Disadvantages: This type of MLPA cannot distinguish UPD from an imprinting centre defect.


How can Southern Blotting be used to detect UPD?

This method used to be common practice for PWS/AS detection; now methylation sensitive PCR or MLPA are commonly used.

This is a gene specific method, which uses methylation sensitive restriction enzymes to allow detection of UPD: MS restriction enzymes will not digest DNA with a methyl group attached to the C nucleotide of the CpG islands.

Using two restriction enzymes will therefore result in two different size fragments, a larger fragment for methylated DNA (cut by the standard enzyme only) and a smaller fragment for unmethylated DNA (cut by the standard and MS enzyme).

Normal individuals will show 2 bands. Those with UPD will show only 1 band – which band is present will depend whether the mat or pat chromosome has been inherited.


What are the advantages and disadvantages of using Southern blotting for UPD detection?

Advantages: Does not require parental bloods.

Disadvantages: Low throughput, poor sensitivity, requires large quantities of DNA.

This method cannot distinguish UPD/deletion or imprinting centre (IC) defect – additional testing maybe required to rule out a deletion.


How can SNP arrays be used to detect UPD?

SNP arrays are capable of detecting methylation differences across several CpG sites.

UPD can be detected by using homozygosity profiling with a SNP array (although homozygosity will flag regions of isodisomy, but not heterodisomy, if parents are heterozygotes). If parents are homozygotes, SNP array testing cannot distinguish between isodisomy and heterodisomy. This method therefore relies on testing large numbers of SNPs to maximise how many are informative.


What are the advantages and disadvantages of using SNP arrays for UPD detection?
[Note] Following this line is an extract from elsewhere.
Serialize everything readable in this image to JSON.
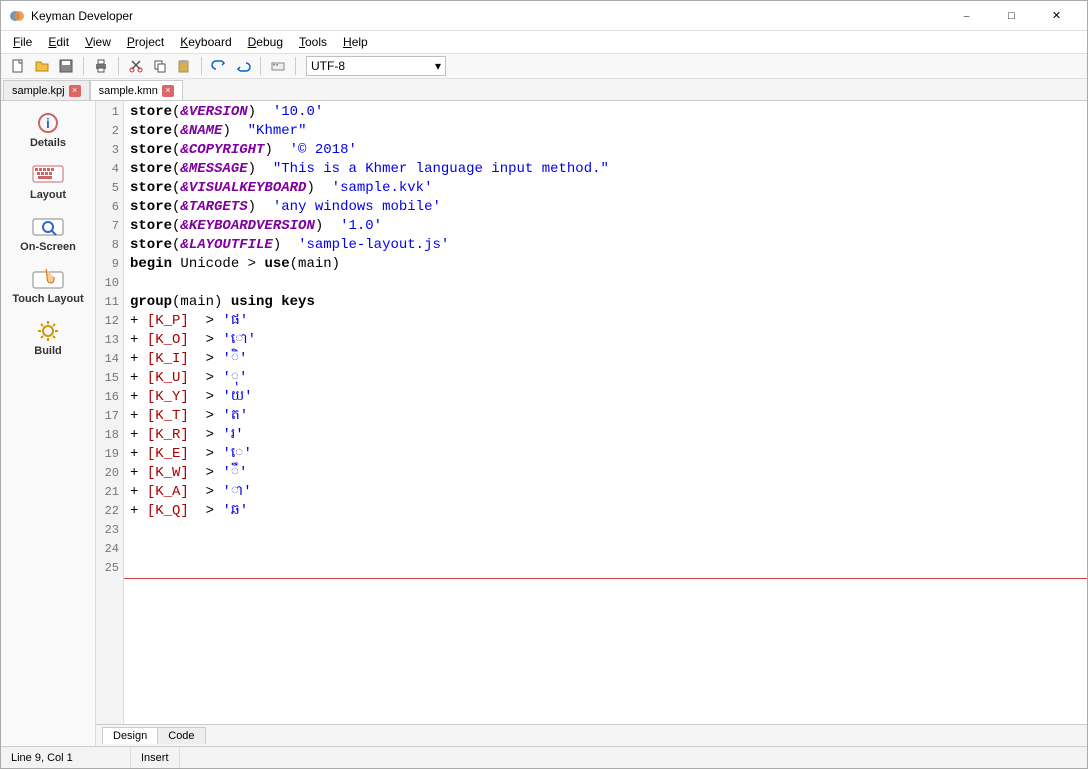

Advantages: Can detect deletions, UPD, segmental UPD, hetero/isodisomy (if the SNPs are informative). Genome-wide rather than targeted to a single imprinting-related region.
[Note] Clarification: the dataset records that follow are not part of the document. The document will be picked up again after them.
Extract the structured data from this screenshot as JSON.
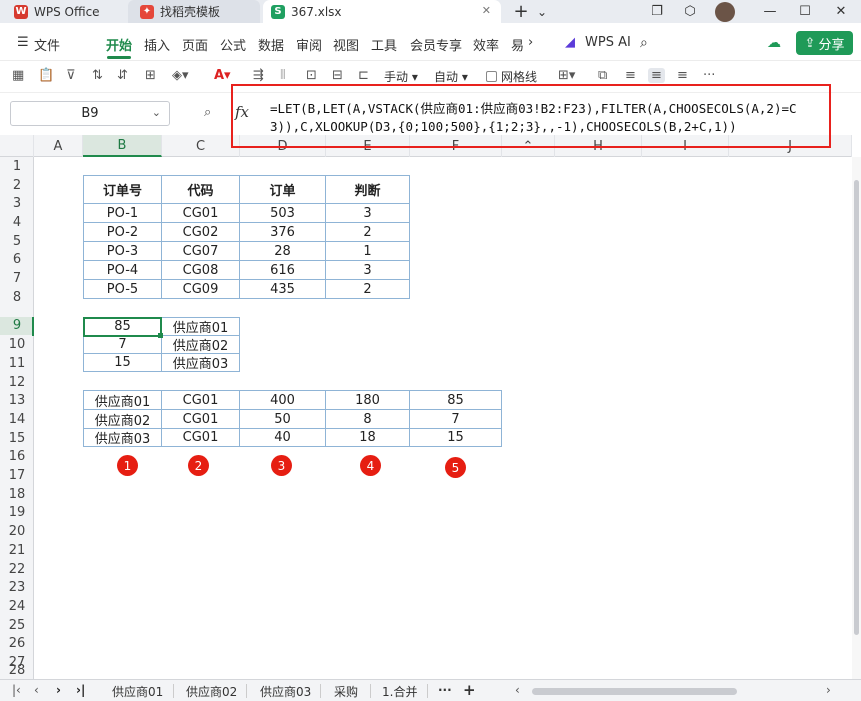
{
  "titlebar": {
    "tabs": [
      {
        "label": "WPS Office",
        "icon": "wps-logo-icon"
      },
      {
        "label": "找稻壳模板",
        "icon": "docer-icon"
      },
      {
        "label": "367.xlsx",
        "icon": "spreadsheet-icon"
      }
    ],
    "add_tab": "+",
    "dropdown": "⌄"
  },
  "menubar": {
    "items": [
      "文件",
      "开始",
      "插入",
      "页面",
      "公式",
      "数据",
      "审阅",
      "视图",
      "工具",
      "会员专享",
      "效率",
      "易"
    ],
    "active": "开始",
    "wps_ai": "WPS AI",
    "share": "分享"
  },
  "toolbar": {
    "manual": "手动",
    "auto": "自动",
    "gridlines": "网格线",
    "more": "···"
  },
  "formula_bar": {
    "cell_ref": "B9",
    "fx": "fx",
    "formula": "=LET(B,LET(A,VSTACK(供应商01:供应商03!B2:F23),FILTER(A,CHOOSECOLS(A,2)=C3)),C,XLOOKUP(D3,{0;100;500},{1;2;3},,-1),CHOOSECOLS(B,2+C,1))"
  },
  "sheet": {
    "columns": [
      "A",
      "B",
      "C",
      "D",
      "E",
      "F",
      "H",
      "I",
      "J"
    ],
    "selected_column": "B",
    "rows": [
      "1",
      "2",
      "3",
      "4",
      "5",
      "6",
      "7",
      "8",
      "9",
      "10",
      "11",
      "12",
      "13",
      "14",
      "15",
      "16",
      "17",
      "18",
      "19",
      "20",
      "21",
      "22",
      "23",
      "24",
      "25",
      "26",
      "27",
      "28"
    ],
    "selected_row": "9",
    "table1": {
      "headers": [
        "订单号",
        "代码",
        "订单",
        "判断"
      ],
      "rows": [
        [
          "PO-1",
          "CG01",
          "503",
          "3"
        ],
        [
          "PO-2",
          "CG02",
          "376",
          "2"
        ],
        [
          "PO-3",
          "CG07",
          "28",
          "1"
        ],
        [
          "PO-4",
          "CG08",
          "616",
          "3"
        ],
        [
          "PO-5",
          "CG09",
          "435",
          "2"
        ]
      ]
    },
    "table2": {
      "rows": [
        [
          "85",
          "供应商01"
        ],
        [
          "7",
          "供应商02"
        ],
        [
          "15",
          "供应商03"
        ]
      ]
    },
    "table3": {
      "rows": [
        [
          "供应商01",
          "CG01",
          "400",
          "180",
          "85"
        ],
        [
          "供应商02",
          "CG01",
          "50",
          "8",
          "7"
        ],
        [
          "供应商03",
          "CG01",
          "40",
          "18",
          "15"
        ]
      ]
    },
    "badges": [
      "1",
      "2",
      "3",
      "4",
      "5"
    ],
    "highlight_color": "#e8211d"
  },
  "sheet_tabs": {
    "tabs": [
      "供应商01",
      "供应商02",
      "供应商03",
      "采购",
      "1.合并"
    ],
    "more": "···",
    "add": "+"
  },
  "colors": {
    "accent": "#1f8a4c",
    "badge": "#e61e12",
    "table_border": "#8fb4d6"
  }
}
Disadvantages: Requires parental bloods to detect UPD, expensive compared to targeted methods.


How can WES/WGS be used to UPD detection?

Increasingly trio whole/clinical exome sequencing and whole genome sequencing are being applied to diagnose rare diseases (e.g. DDD and 100KGP).

Long regions of homozygosity can be identified through WES/WGS and resolved to UPD events [King 2014].

SNP data also facilitates detection of mosaic UPD by detecting minor allele fractions with systematic departures from diploid genotypes (that are not associated with copy number change).

Using bioinformatic searching of trio sequencing data, enrichment of genotypes that are only compatible with uniparental inheritance can be detected. This enables discrimination between biparentally inherited homozygosity and isodisomy, and also detection of heterodisomy.

WES/WGS is especially powerful in detecting UPD which results in homozygosity for AR disease.

Unlike SNP array which requires prior knowledge of the SNP locations, WES/WGS is a true exome/genome-wide approach. Parental samples are essential for interpretation of results.

Another method involves sequencing a small portion of the genome (evenly distributed SNPs and small tandem repeats) termed Selected Target Regions (SeTRs)


When might UPD be indicated from cytogenetic analysis?

Indications of UPD can be provided by molecular methods, but a comprehensive case characterization should include cytogenetic analyses as well.

Abnormal karyotypic findings like chromosomal rearrangements may be indicative of UPD; this may include (Robertsonian) translocations, complementary isochromosomes, heteromorphisms, deletions and duplications, sSMC presence, mosaic triploidy, and trisomy